One of the examples they cite is the complex system of bird omens amongst the Kantu of Kalimantan (Indonesian Borneo) swidden farmers. Swidden agriculture is a technique of rotational farming. Each Kantu farmer relies on the type of bird and the type of call that the bird makes to choose the agricultural site. This creates a random distribution of the agricultural sites and ultimately helps the Kantu farmers, thus keeping their tradition alive. As a quick and thrifty heuristic, this cultural system suppresses errors that farmers make in judging the chances of a flood, and substitutes an operationally simple means for individuals to randomize their garden site selection. In addition, by randomizing each farmer’s decision independently, this belief system also reduces the chance of catastrophic failures across the entire group — it decreases the probability that many farmers will fail at the same time. All this only works because the Kantu believe that birds actually supply supernatural information that foretells the future and that they would be punished for not listening to it. How many of these cultural traditions do we still carry on in our work lives?
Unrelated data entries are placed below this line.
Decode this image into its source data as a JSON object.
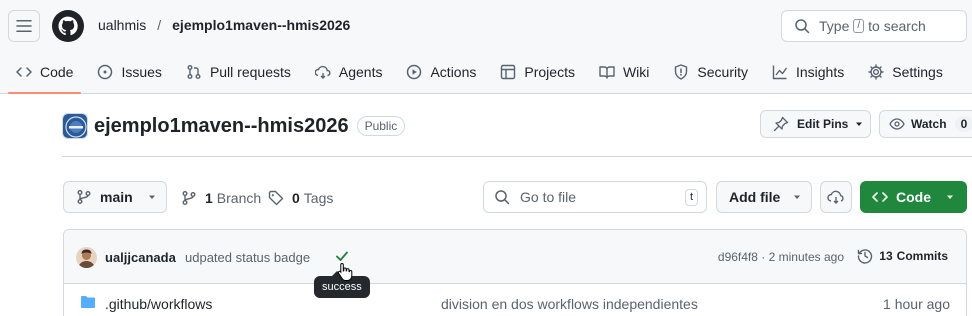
{
  "header": {
    "owner": "ualhmis",
    "separator": "/",
    "repo": "ejemplo1maven--hmis2026",
    "search_before": "Type",
    "search_key": "/",
    "search_after": "to search"
  },
  "tabs": [
    {
      "label": "Code",
      "icon": "code-icon",
      "active": true
    },
    {
      "label": "Issues",
      "icon": "issue-opened-icon"
    },
    {
      "label": "Pull requests",
      "icon": "git-pull-request-icon"
    },
    {
      "label": "Agents",
      "icon": "agent-icon"
    },
    {
      "label": "Actions",
      "icon": "play-icon"
    },
    {
      "label": "Projects",
      "icon": "table-icon"
    },
    {
      "label": "Wiki",
      "icon": "book-icon"
    },
    {
      "label": "Security",
      "icon": "shield-icon"
    },
    {
      "label": "Insights",
      "icon": "graph-icon"
    },
    {
      "label": "Settings",
      "icon": "gear-icon"
    }
  ],
  "repo": {
    "name": "ejemplo1maven--hmis2026",
    "visibility": "Public",
    "edit_pins": "Edit Pins",
    "watch": "Watch",
    "watch_count": "0"
  },
  "toolbar": {
    "branch": "main",
    "branch_count": "1",
    "branch_label": "Branch",
    "tag_count": "0",
    "tag_label": "Tags",
    "goto_placeholder": "Go to file",
    "goto_key": "t",
    "add_file": "Add file",
    "code": "Code"
  },
  "commit": {
    "author": "ualjjcanada",
    "message": "udpated status badge",
    "tooltip": "success",
    "sha_time": "d96f4f8 · 2 minutes ago",
    "commits_count": "13",
    "commits_label": "Commits"
  },
  "files": [
    {
      "name": ".github/workflows",
      "message": "division en dos workflows independientes",
      "time": "1 hour ago"
    }
  ],
  "colors": {
    "accent_underline": "#fd8c73",
    "code_button": "#1f883d",
    "folder": "#54aeff",
    "success": "#1a7f37"
  }
}
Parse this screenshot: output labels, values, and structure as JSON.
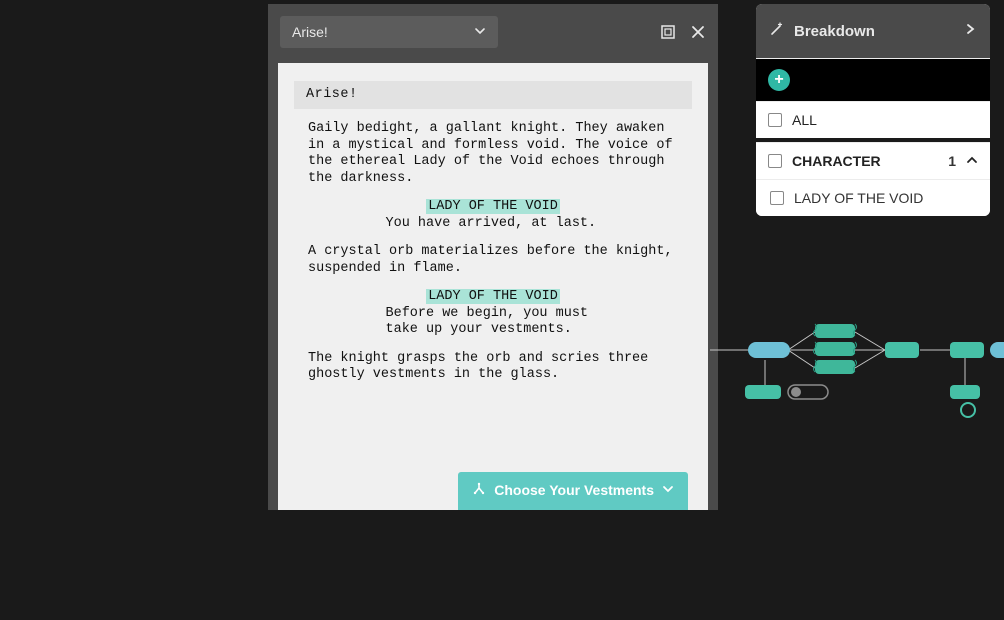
{
  "editor": {
    "selector_label": "Arise!",
    "title": "Arise!",
    "action1": "Gaily bedight, a gallant knight. They awaken in a mystical and formless void. The voice of the ethereal Lady of the Void echoes through the darkness.",
    "char1": "LADY OF THE VOID",
    "dial1": "You have arrived, at last.",
    "action2": "A crystal orb materializes before the knight, suspended in flame.",
    "char2": "LADY OF THE VOID",
    "dial2": "Before we begin, you must take up your vestments.",
    "action3": "The knight grasps the orb and scries three ghostly vestments in the glass.",
    "choose_label": "Choose Your Vestments"
  },
  "breakdown": {
    "title": "Breakdown",
    "all_label": "ALL",
    "category_label": "CHARACTER",
    "category_count": "1",
    "item1": "LADY OF THE VOID"
  }
}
I found this quite interesting and maybe because it is Christmas time I could not help but draw comparisons to how we try to keep the idea of Santa alive for our kids. I thought I would dig into this deeper with my kids. I wanted to push my kids to go beyond their biases and heuristics and try to give them an opportunity to look for more information with regard to their belief in Santa. I started asking them questions in the hope that it would make them reevaluate their current decision to believe in Santa. With enough probing questions, surely they should be able to reevaluate their thinking.
I first asked them “Why do you believe in Santa?”
My youngest responded, “Believing in Santa makes him real”.
My middle child responded, “We saw him at the shopping mall parking lot loading presents in his car.”
My oldest responded with the following facts, “We get presents every year from him. We put out cookies and milk, and they are gone by Christmas day.”
Not giving up, I pushed, “If Santa gives presents to all the kids in the world, I never got any presents when I was a kid in India. Why is that?”
“You were a naughty child”, my youngest responded giggling.
“It takes a long time to get to India”, my middle child also gave her reasoning.
I thought I would give some stats with my questions, “There are about 1.9 billion kids in the world. How can Santa have toys for all of them?”
“That’s easy. Santa is super rich and can buy all the toys he wants” was the response.
“OK. How can he go around world giving toys to all the kids?”, I asked.
“He has magical reindeers” was the response.
Finally, I gave up. My attempts to crack their belief in Santa were failing. I then realized that perhaps it is not bad after all, and that my kids being kids is the most important thing of all. And it makes Christmas more magical for them.
There is always next year to try again!
Always keep on learning…
In case you missed it, my last post was What is the Sound of One Hand Clapping in Systems?